– Antimony compounds are used as flame retardants in various materials, including plastics, textiles, and electronics.
– Antimony is employed as an alloying agent in lead-acid batteries, making them more durable and resistant to corrosion.
– It finds applications in the production of certain types of glass, such as those used in cathode-ray tubes (CRTs).
– Tellurium is used in the production of cadmium telluride (CdTe) solar cells, which are highly efficient and cost-effective.
– It finds applications in thermoelectric devices for waste heat recovery.
– Tellurium compounds are utilized in the production of certain pigments, such as those used in ceramics and textiles.
– Polonium is primarily used in scientific research, particularly in fields like physics and nuclear chemistry.
– It is used as a source of alpha particles for specialized experiments.
– Polonium is also employed in antistatic devices and in some nuclear batteries.
Due to its rarity and short half-life, astatine has no practical applications at present.
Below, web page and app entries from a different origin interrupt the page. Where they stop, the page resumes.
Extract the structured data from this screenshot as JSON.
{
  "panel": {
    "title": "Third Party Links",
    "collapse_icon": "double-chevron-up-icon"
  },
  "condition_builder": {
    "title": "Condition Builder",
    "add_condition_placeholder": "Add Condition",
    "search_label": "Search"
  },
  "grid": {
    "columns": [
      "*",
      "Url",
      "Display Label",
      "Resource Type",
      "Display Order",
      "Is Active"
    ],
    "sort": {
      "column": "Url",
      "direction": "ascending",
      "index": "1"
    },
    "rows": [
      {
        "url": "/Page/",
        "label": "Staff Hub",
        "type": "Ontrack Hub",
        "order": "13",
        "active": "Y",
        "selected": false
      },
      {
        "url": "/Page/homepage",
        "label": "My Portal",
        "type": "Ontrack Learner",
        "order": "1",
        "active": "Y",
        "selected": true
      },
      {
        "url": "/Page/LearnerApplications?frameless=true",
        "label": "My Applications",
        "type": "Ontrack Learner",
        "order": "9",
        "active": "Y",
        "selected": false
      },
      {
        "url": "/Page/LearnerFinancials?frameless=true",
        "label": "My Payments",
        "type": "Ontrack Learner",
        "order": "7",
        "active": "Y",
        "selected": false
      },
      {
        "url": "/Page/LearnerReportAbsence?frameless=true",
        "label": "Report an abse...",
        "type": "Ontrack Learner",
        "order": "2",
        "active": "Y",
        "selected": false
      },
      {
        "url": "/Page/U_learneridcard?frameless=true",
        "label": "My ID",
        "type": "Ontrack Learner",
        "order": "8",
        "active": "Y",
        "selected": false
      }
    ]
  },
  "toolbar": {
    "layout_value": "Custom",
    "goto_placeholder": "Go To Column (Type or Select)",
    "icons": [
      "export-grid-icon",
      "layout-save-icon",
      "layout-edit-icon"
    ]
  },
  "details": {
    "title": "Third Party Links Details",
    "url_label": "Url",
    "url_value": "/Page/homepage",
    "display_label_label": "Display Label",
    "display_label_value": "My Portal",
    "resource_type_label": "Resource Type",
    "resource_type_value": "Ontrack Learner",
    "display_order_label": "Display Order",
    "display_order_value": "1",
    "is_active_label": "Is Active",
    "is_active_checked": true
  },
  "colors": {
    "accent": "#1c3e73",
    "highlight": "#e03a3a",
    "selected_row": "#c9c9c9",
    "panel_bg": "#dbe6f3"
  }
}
However, it is studied for its potential uses in targeted cancer therapies and for fundamental research purposes.
Metalloids in the Periodic Table
Metalloids are positioned in a distinctive manner on the periodic table. They form a diagonal line that separates the metals on the left side from the nonmetals on the right side.
This line starts at boron (B) and extends down to astatine (At). Elements located on or near this line are considered metalloids.
The metalloid nature of an element can be determined by considering its physical and chemical properties. While not all elements along this line are universally agreed upon as metalloids, the general classification remains consistent.
Metalloids occupy a unique position in the periodic table, showcasing properties that bridge the gap between metals and nonmetals.
Their versatility and distinct characteristics make them essential in various fields, ranging from electronics and materials science to medicine and energy production.
The periodic table labeled metalloids highlights these elements and their significance in our modern world.
1. What are metalloids?
Metalloids are elements that exhibit properties intermediate between metals and nonmetals. They possess both metallic and nonmetallic characteristics.
2. How are metalloids different from metals and nonmetals?
Metalloids have properties that lie between metals and nonmetals. They can exhibit metallic luster and conductivity to some extent while also displaying characteristics of nonmetals, such as brittleness and semiconducting behavior.
3. What are some common applications of metalloids?
Metalloids find applications in various industries. For example, silicon is used in electronics and solar cells, while boron is used in glass manufacturing and as a neutron absorber.
Antimony is employed as a flame retardant, and germanium is a key component in semiconductor devices.
4. Can metalloids conduct electricity?
Metalloids can conduct electricity to varying degrees. Some metal
loids, like silicon and germanium, are widely used as semiconductors and have important electronic properties.
5. Are metalloids naturally occurring or synthetic?
Metalloids can occur naturally, such as boron and arsenic, or can be synthesized, such as some of the transuranium elements.